Walter Dellinger

Walter Dellinger

Title:
Douglas B. Maggs Professor of Law at Duke University

In addition to his professorship at Duke University, Walter Dellinger is a member of the Appellate Practice at the law firm of O’Melveny & Myers and is a Visiting Professor of Law at Harvard University. He was a part of the legal team that helped prepare the federal government’s case for the Affordable Care Act before the Supreme Court in June 2012. Most recently, he has submitted amicus briefs in support of marriage equality.

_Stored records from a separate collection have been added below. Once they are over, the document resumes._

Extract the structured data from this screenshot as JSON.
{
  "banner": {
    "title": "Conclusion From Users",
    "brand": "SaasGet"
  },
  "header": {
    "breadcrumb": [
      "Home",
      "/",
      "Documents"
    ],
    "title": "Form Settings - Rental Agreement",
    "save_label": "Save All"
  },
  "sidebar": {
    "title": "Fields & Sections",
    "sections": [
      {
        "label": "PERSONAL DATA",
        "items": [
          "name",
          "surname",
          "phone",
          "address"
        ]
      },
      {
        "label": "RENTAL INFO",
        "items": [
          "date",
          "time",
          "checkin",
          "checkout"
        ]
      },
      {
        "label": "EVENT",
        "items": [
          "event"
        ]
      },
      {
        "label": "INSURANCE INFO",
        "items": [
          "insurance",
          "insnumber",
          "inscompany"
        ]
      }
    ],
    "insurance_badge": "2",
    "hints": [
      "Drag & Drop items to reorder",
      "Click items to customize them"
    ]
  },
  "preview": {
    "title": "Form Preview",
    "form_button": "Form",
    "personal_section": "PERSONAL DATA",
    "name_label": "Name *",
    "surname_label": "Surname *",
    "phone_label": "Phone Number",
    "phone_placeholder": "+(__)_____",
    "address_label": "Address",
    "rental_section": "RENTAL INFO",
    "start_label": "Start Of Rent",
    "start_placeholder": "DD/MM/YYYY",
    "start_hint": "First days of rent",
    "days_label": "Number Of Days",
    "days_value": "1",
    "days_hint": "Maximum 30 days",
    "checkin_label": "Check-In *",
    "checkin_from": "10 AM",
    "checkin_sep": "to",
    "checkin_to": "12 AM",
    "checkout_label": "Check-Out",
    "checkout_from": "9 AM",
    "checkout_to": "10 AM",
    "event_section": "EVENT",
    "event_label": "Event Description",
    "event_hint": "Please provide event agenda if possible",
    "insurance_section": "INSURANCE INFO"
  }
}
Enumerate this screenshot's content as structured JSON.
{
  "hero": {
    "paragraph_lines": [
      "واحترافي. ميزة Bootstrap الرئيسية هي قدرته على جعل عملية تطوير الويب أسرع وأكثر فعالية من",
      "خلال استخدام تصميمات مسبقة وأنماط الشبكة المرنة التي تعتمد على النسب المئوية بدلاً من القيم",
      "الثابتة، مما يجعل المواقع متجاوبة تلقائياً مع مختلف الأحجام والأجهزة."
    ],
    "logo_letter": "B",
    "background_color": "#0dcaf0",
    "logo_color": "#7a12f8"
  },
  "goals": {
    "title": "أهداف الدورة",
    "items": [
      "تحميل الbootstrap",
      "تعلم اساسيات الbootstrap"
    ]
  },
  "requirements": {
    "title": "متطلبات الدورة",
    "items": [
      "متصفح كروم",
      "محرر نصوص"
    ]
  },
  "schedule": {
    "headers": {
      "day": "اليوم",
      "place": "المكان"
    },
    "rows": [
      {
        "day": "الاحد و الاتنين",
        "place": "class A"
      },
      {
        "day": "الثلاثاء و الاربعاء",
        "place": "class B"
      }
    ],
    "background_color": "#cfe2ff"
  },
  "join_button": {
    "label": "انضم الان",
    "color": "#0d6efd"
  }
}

After serving in early 1993 in the White House as an advisor to the President on constitutional issues, he was nominated by the President to be Assistant Attorney General. He was confirmed by the Senate in October 1993 and served for three years. Dellinger served as Assistant Attorney General and head of the Office of Legal Counsel (OLC) from 1993 to 1996. He was acting Solicitor General for the 1996-97 Term of the US Supreme Court. During that time, Walter argued nine cases before the Court, the most by any Solicitor General in more than 20 years. His arguments included cases dealing with physician-assisted suicide, the line item veto, the cable television act, the Brady Act, the Religious Freedom Restoration Act, and the constitutionality of remedial services for parochial school children.

Walter has published articles on constitutional issues for scholarly journals including the Harvard Law Review, the Yale Law Journal, and the Duke Law Journal, and has written for the New York Times, the Washington Post, Newsweek, the New Republic, and the London Times. He has been a visiting professor at the Catholic University of Belgium and has given lectures to university faculties in Florence, Siena, Nuremberg, Copenhagen, Leiden, Utrecht, Tilburg, Mexico, and Rio de Janeiro, and has delivered major lectures at Stanford, Yale, Harvard, Michigan, Berkeley, Penn, Duke, Chicago, and other US law schools. He has testified more than 25 times before committees of Congress.